Wonho: “Don’t Regret”

“Don’t cry because it’s over, smile because it happened.” Wonho’s “Don’t Regret” is quite literally that feeling in a song. Moving slightly away from the electro-pop melodies of his past few releases, the K-pop superstar forays into pop-rock, utilizing stringy electric guitars and explosive drum beats to create an emotional release that you can feel in your soul. Managing regret is one of the most difficult, and often painful, aspects of being human, but Wonho seems to do so with ease and positivity. He ends the track with “No regrets, never,” so maybe we all need to take a page out of his book. —Sarina Bhutani

Ethan Bortnick: “Arsonists”

Here’s a bop that will get you in the mood for spooky season. Ethan Bortnick’s new single “Arsonists” captures several of his talents (singing, songwriting, and piano) in one very dark and moody bop. Bortnick, a renowned pianist, has been reminding fans why he rose to such fame with his piano expertise by teasing the new song on TikTok and shocking those watching as his hands rapidly slam and glide across the keys with such precision. The striking piano melody is not the only thing that jumps out of the song and grabs your attention; the grungy vocals are also of note with lyrics like, “I’d kill to be an arsonist / And burn bridges without shame / You flipped a coin / I’m second choice.” —Alissa Godwin

Hozier: “Swan Upon Leda”

Our beloved gentle giant has returned with another soft rally cry. Inspired by one of his primary influences, poet William Butler Yeats, Hozier details Greek and Irish mythology’s most infuriating injustices with the perfect amount of grace. He compares the rape of Leda by Zeus to the current stripping of women’s rights across the world. His poignant lyrics tell all: “A grandmother smuggling meds past where the god child-soldier Setanta stood dead.” Here, Hozier brings it home to Ireland, where it has become increasingly difficult to import abortion medication now that it is illegal. —Gwyn Cutler

Muna: “August” (Taylor Swift cover)

Recorded at Electric Lady Studios in New York, Muna’s new cover of Taylor Swift’s gilded sad banger “August” keeps the energy low and the focus on what has, in fact, slipped away. The trio didn’t anticipate the “very breathy, quiet quality” that their version of the song took on at the studio, but they vibed with it. The result?

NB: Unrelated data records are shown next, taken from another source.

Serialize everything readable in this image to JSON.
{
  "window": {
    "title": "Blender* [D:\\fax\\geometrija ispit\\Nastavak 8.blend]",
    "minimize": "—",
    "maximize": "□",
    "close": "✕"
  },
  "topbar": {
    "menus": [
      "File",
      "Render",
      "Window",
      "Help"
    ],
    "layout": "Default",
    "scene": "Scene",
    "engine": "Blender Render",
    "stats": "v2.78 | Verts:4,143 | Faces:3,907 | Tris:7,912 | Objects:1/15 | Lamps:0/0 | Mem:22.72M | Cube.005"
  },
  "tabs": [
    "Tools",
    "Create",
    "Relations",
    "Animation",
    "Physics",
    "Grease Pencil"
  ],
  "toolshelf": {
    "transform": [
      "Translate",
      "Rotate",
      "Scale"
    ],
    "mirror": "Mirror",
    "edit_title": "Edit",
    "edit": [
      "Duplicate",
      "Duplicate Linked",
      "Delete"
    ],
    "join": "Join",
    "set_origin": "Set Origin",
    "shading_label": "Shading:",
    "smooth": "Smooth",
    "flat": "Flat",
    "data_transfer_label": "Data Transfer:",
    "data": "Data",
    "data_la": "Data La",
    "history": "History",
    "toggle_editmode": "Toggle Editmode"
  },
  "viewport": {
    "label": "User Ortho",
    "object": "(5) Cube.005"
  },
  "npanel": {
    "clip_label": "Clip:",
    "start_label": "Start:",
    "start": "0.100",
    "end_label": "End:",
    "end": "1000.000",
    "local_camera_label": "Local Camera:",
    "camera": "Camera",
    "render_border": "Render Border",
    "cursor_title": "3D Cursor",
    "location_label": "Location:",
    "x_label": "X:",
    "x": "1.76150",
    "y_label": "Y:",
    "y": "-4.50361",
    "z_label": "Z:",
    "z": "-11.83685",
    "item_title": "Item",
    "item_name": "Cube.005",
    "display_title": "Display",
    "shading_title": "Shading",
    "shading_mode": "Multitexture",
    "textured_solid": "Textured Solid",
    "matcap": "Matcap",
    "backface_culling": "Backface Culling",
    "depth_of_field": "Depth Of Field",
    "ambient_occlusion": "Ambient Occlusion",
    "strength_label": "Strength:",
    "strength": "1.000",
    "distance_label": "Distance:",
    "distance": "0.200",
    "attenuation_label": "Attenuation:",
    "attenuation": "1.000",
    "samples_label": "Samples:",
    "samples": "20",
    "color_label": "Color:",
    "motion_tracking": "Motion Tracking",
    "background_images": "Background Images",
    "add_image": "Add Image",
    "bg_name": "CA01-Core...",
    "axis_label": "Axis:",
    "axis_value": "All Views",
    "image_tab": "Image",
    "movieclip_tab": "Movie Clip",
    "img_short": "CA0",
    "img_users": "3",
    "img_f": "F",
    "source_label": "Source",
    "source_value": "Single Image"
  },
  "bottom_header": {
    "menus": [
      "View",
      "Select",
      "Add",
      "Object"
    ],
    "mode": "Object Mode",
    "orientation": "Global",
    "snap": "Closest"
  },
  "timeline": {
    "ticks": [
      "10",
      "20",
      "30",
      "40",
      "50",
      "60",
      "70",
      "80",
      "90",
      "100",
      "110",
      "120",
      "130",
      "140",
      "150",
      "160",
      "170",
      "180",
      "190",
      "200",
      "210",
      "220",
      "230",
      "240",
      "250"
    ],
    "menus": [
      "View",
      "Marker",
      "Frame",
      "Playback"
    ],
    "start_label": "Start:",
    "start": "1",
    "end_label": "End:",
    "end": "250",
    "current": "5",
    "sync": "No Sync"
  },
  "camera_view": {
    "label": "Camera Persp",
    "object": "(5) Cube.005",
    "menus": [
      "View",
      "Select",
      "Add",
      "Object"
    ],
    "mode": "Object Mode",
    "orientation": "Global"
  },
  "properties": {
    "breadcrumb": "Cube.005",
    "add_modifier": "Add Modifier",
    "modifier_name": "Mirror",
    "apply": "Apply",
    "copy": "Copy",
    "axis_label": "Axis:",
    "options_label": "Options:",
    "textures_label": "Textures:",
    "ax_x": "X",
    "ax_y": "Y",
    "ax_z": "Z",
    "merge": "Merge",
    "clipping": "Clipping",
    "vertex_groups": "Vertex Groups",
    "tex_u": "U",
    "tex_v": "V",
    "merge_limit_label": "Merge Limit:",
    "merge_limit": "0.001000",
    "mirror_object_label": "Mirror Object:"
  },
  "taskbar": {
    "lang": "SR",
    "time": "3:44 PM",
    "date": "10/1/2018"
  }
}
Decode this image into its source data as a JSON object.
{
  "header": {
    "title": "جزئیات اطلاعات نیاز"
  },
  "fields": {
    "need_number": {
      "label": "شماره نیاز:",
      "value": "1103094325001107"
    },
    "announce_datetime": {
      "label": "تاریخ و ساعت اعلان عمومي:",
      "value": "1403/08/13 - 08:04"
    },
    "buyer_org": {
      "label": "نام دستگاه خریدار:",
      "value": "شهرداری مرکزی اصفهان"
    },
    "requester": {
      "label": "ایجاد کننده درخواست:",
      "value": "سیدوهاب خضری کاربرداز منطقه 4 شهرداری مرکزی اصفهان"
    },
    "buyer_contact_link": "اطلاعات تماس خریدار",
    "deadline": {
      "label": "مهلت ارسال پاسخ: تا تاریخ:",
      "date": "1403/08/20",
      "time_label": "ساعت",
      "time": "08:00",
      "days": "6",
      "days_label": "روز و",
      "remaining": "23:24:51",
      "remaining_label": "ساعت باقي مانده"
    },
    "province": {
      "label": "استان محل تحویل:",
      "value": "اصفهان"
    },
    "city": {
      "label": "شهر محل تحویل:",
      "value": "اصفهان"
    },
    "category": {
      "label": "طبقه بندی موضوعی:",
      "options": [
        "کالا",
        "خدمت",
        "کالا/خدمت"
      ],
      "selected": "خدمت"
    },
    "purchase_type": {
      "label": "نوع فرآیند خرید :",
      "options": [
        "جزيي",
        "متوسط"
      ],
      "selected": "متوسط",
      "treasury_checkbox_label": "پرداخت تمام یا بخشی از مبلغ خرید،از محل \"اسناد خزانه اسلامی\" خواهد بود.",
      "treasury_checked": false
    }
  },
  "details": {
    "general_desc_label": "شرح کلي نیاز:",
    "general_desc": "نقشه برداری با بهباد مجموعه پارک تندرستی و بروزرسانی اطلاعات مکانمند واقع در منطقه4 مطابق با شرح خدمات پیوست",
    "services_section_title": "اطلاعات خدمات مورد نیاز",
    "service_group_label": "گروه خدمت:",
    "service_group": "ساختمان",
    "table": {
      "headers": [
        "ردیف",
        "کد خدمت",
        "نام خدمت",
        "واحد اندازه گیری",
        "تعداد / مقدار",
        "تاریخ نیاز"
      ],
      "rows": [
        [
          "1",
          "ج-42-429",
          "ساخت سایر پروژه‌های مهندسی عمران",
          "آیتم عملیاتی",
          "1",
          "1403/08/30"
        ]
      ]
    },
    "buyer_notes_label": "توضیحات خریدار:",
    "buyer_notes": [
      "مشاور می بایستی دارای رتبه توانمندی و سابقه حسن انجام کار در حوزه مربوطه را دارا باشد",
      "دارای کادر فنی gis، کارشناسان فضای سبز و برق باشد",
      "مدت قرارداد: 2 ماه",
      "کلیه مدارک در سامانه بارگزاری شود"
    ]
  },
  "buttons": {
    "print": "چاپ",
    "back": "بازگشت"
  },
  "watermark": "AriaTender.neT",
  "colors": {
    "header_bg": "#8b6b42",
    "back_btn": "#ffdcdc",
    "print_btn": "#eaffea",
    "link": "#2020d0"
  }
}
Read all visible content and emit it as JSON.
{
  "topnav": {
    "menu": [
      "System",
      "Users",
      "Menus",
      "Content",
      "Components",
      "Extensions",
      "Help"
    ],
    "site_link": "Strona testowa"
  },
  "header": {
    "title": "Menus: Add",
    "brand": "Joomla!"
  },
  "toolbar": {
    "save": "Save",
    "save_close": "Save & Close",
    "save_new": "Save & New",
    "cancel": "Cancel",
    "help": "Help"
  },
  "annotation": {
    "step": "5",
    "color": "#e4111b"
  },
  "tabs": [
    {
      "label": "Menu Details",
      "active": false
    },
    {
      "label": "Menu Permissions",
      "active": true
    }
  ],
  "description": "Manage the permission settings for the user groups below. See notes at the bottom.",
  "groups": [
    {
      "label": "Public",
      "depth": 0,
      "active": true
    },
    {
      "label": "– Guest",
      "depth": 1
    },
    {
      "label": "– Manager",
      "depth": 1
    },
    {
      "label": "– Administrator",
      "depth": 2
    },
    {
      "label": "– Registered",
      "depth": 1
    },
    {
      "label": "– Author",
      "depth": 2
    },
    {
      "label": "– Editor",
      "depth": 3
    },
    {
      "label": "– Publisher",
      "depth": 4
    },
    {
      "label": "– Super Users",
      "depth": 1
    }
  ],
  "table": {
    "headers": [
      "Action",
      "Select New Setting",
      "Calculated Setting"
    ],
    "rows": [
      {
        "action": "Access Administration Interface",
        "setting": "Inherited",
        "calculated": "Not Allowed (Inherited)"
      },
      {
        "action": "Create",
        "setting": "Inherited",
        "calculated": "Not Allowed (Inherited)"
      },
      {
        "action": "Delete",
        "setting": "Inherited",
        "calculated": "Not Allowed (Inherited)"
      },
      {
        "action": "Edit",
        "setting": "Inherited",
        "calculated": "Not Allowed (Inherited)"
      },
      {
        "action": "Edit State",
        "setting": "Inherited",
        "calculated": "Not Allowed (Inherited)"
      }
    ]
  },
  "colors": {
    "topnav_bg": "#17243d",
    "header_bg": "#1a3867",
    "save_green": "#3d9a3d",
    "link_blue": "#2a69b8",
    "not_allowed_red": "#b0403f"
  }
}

A knife-twisting aural approximation of the pang that hits when summer ends. —Patrick Hosken

Jadu Heart: “I Shimmer”

Indie-rock duo Jadu Heart deliver a modern-day ‘90s punk sound with encouraging lyrics and ethereal echoes, which begs the question, “Is happy grunge a thing?” I’d call this one bittersweet as it details the mania that becomes a clarifying and promising light after a deep depression. They’ve paired this single with another experimental hit, “Cocoon,” and these both belong on wistful and pensive car rides. Their full album, Derealised, is out January 20. —Gwyn Cutler

Precious Pepala: “Looking for Trouble”

If you want a song that you can scream out while crying profusely, Precious Pepala has granted your masochistic wish. This plays against the trope instilled through fear and shame that we deserve the dangers of the streets simply because we dared to walk them. They condemn our clothing, that we travel alone without a weapon when the attackers are to blame. Trouble finds our most vulnerable and it is never their fault that it does. Trouble is systemic, so we need to validate and protect those affected. “She’s cold and she’s drunk / A little red riding her luck in the hood / She’s asking for trouble / Oh, that’s what they’ll say if trouble comes heading her way.” —Gwyn Cutler

Will Cherry: “Worst of Me”

A delightfully dizzy little slice of R&B-infused dance music, “Worst of Me” finds Cleveland’s Will Cherry awash in regret even as the music glides and soars. Thanks to the song’s video, which Cherry wrote and directed, you can get to know the story a bit better. But it’s not necessary to fully take it in. If you want to press play, let the music do the talking. —Patrick Hosken

Bop Shop